**EXERCISE INPUTS**
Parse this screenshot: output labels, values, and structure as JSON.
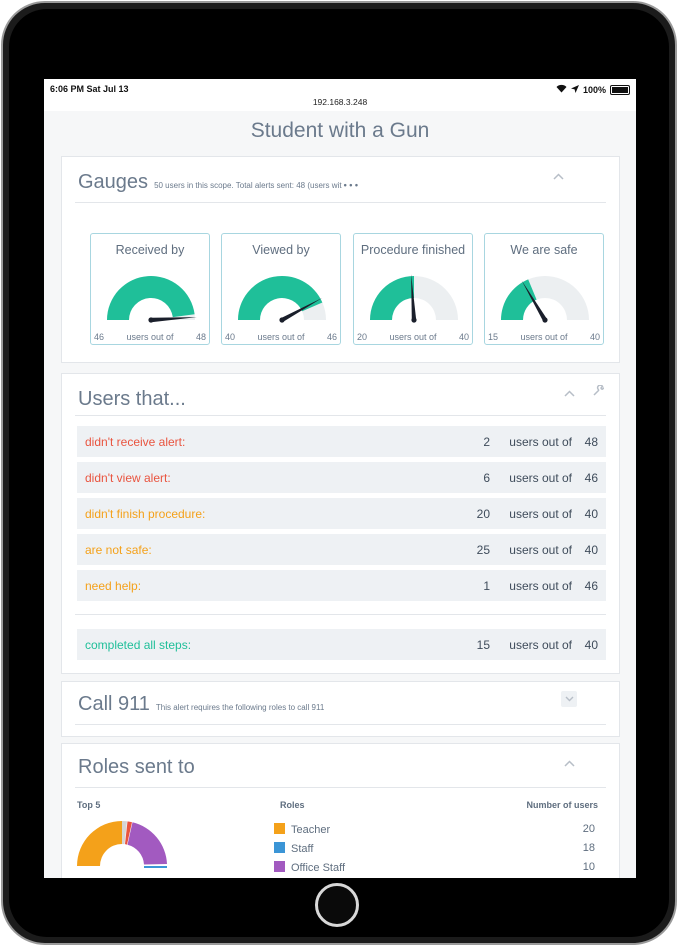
{
  "status": {
    "time": "6:06 PM   Sat Jul 13",
    "url": "192.168.3.248",
    "battery": "100%"
  },
  "page_title": "Student with a Gun",
  "gauges": {
    "title": "Gauges",
    "subtitle": "50 users in this scope. Total alerts sent: 48 (users wit",
    "ellipsis": "• • •",
    "colors": {
      "fill": "#1fbf99",
      "track": "#eceff1",
      "needle": "#1a1f2b"
    },
    "items": [
      {
        "title": "Received by",
        "min": "46",
        "label": "users out of",
        "max": "48",
        "value": 46,
        "total": 48,
        "needle": 0.98
      },
      {
        "title": "Viewed by",
        "min": "40",
        "label": "users out of",
        "max": "46",
        "value": 40,
        "total": 46,
        "needle": 0.84
      },
      {
        "title": "Procedure finished",
        "min": "20",
        "label": "users out of",
        "max": "40",
        "value": 20,
        "total": 40,
        "needle": 0.48
      },
      {
        "title": "We are safe",
        "min": "15",
        "label": "users out of",
        "max": "40",
        "value": 15,
        "total": 40,
        "needle": 0.33
      }
    ]
  },
  "users": {
    "title": "Users that...",
    "rows": [
      {
        "label": "didn't receive alert:",
        "count": "2",
        "of": "users out of",
        "total": "48",
        "color": "#e9543f"
      },
      {
        "label": "didn't view alert:",
        "count": "6",
        "of": "users out of",
        "total": "46",
        "color": "#e9543f"
      },
      {
        "label": "didn't finish procedure:",
        "count": "20",
        "of": "users out of",
        "total": "40",
        "color": "#f4a11a"
      },
      {
        "label": "are not safe:",
        "count": "25",
        "of": "users out of",
        "total": "40",
        "color": "#f4a11a"
      },
      {
        "label": "need help:",
        "count": "1",
        "of": "users out of",
        "total": "46",
        "color": "#f4a11a"
      }
    ],
    "completed": {
      "label": "completed all steps:",
      "count": "15",
      "of": "users out of",
      "total": "40",
      "color": "#1fbf99"
    }
  },
  "call911": {
    "title": "Call 911",
    "subtitle": "This alert requires the following roles to call 911"
  },
  "roles": {
    "title": "Roles sent to",
    "top5": "Top 5",
    "col_roles": "Roles",
    "col_users": "Number of users",
    "items": [
      {
        "name": "Teacher",
        "count": "20",
        "color": "#f4a11a"
      },
      {
        "name": "Staff",
        "count": "18",
        "color": "#3b95d6"
      },
      {
        "name": "Office Staff",
        "count": "10",
        "color": "#a25ac0"
      }
    ]
  }
}
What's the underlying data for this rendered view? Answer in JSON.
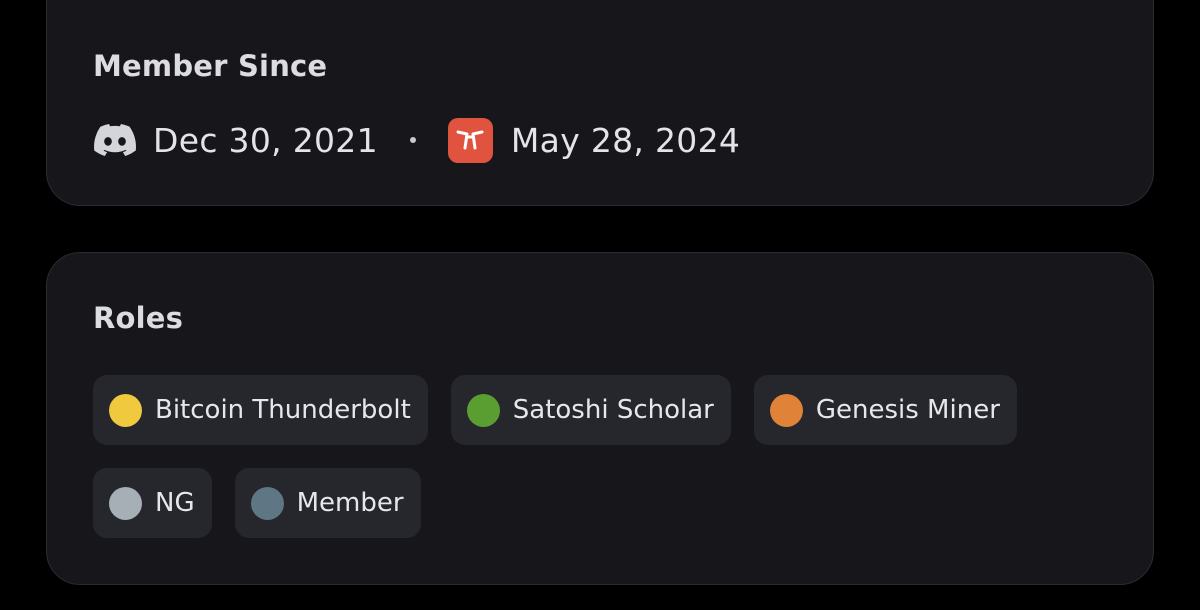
{
  "member_since": {
    "title": "Member Since",
    "discord": {
      "icon": "discord-icon",
      "date": "Dec 30, 2021"
    },
    "server": {
      "icon": "server-brand-icon",
      "date": "May 28, 2024",
      "color": "#e0533f"
    }
  },
  "roles": {
    "title": "Roles",
    "rows": [
      [
        {
          "label": "Bitcoin Thunderbolt",
          "color": "#f0c93e"
        },
        {
          "label": "Satoshi Scholar",
          "color": "#5a9e32"
        },
        {
          "label": "Genesis Miner",
          "color": "#e08238"
        }
      ],
      [
        {
          "label": "NG",
          "color": "#a7afb6"
        },
        {
          "label": "Member",
          "color": "#5f7685"
        }
      ]
    ]
  },
  "colors": {
    "background": "#000000",
    "card": "#17171b",
    "chip": "#26272c"
  }
}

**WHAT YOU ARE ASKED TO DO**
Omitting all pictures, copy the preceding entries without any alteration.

**FINISHED EXERCISE**
Parse this screenshot: output labels, values, and structure as JSON.
{
  "status": {
    "time": "6:06 PM   Sat Jul 13",
    "url": "192.168.3.248",
    "battery": "100%"
  },
  "page_title": "Student with a Gun",
  "gauges": {
    "title": "Gauges",
    "subtitle": "50 users in this scope. Total alerts sent: 48 (users wit",
    "ellipsis": "• • •",
    "colors": {
      "fill": "#1fbf99",
      "track": "#eceff1",
      "needle": "#1a1f2b"
    },
    "items": [
      {
        "title": "Received by",
        "min": "46",
        "label": "users out of",
        "max": "48",
        "value": 46,
        "total": 48,
        "needle": 0.98
      },
      {
        "title": "Viewed by",
        "min": "40",
        "label": "users out of",
        "max": "46",
        "value": 40,
        "total": 46,
        "needle": 0.84
      },
      {
        "title": "Procedure finished",
        "min": "20",
        "label": "users out of",
        "max": "40",
        "value": 20,
        "total": 40,
        "needle": 0.48
      },
      {
        "title": "We are safe",
        "min": "15",
        "label": "users out of",
        "max": "40",
        "value": 15,
        "total": 40,
        "needle": 0.33
      }
    ]
  },
  "users": {
    "title": "Users that...",
    "rows": [
      {
        "label": "didn't receive alert:",
        "count": "2",
        "of": "users out of",
        "total": "48",
        "color": "#e9543f"
      },
      {
        "label": "didn't view alert:",
        "count": "6",
        "of": "users out of",
        "total": "46",
        "color": "#e9543f"
      },
      {
        "label": "didn't finish procedure:",
        "count": "20",
        "of": "users out of",
        "total": "40",
        "color": "#f4a11a"
      },
      {
        "label": "are not safe:",
        "count": "25",
        "of": "users out of",
        "total": "40",
        "color": "#f4a11a"
      },
      {
        "label": "need help:",
        "count": "1",
        "of": "users out of",
        "total": "46",
        "color": "#f4a11a"
      }
    ],
    "completed": {
      "label": "completed all steps:",
      "count": "15",
      "of": "users out of",
      "total": "40",
      "color": "#1fbf99"
    }
  },
  "call911": {
    "title": "Call 911",
    "subtitle": "This alert requires the following roles to call 911"
  },
  "roles": {
    "title": "Roles sent to",
    "top5": "Top 5",
    "col_roles": "Roles",
    "col_users": "Number of users",
    "items": [
      {
        "name": "Teacher",
        "count": "20",
        "color": "#f4a11a"
      },
      {
        "name": "Staff",
        "count": "18",
        "color": "#3b95d6"
      },
      {
        "name": "Office Staff",
        "count": "10",
        "color": "#a25ac0"
      }
    ]
  }
}
What's the underlying data for this rendered view? Answer in JSON.
{
  "member_since": {
    "title": "Member Since",
    "discord": {
      "icon": "discord-icon",
      "date": "Dec 30, 2021"
    },
    "server": {
      "icon": "server-brand-icon",
      "date": "May 28, 2024",
      "color": "#e0533f"
    }
  },
  "roles": {
    "title": "Roles",
    "rows": [
      [
        {
          "label": "Bitcoin Thunderbolt",
          "color": "#f0c93e"
        },
        {
          "label": "Satoshi Scholar",
          "color": "#5a9e32"
        },
        {
          "label": "Genesis Miner",
          "color": "#e08238"
        }
      ],
      [
        {
          "label": "NG",
          "color": "#a7afb6"
        },
        {
          "label": "Member",
          "color": "#5f7685"
        }
      ]
    ]
  },
  "colors": {
    "background": "#000000",
    "card": "#17171b",
    "chip": "#26272c"
  }
}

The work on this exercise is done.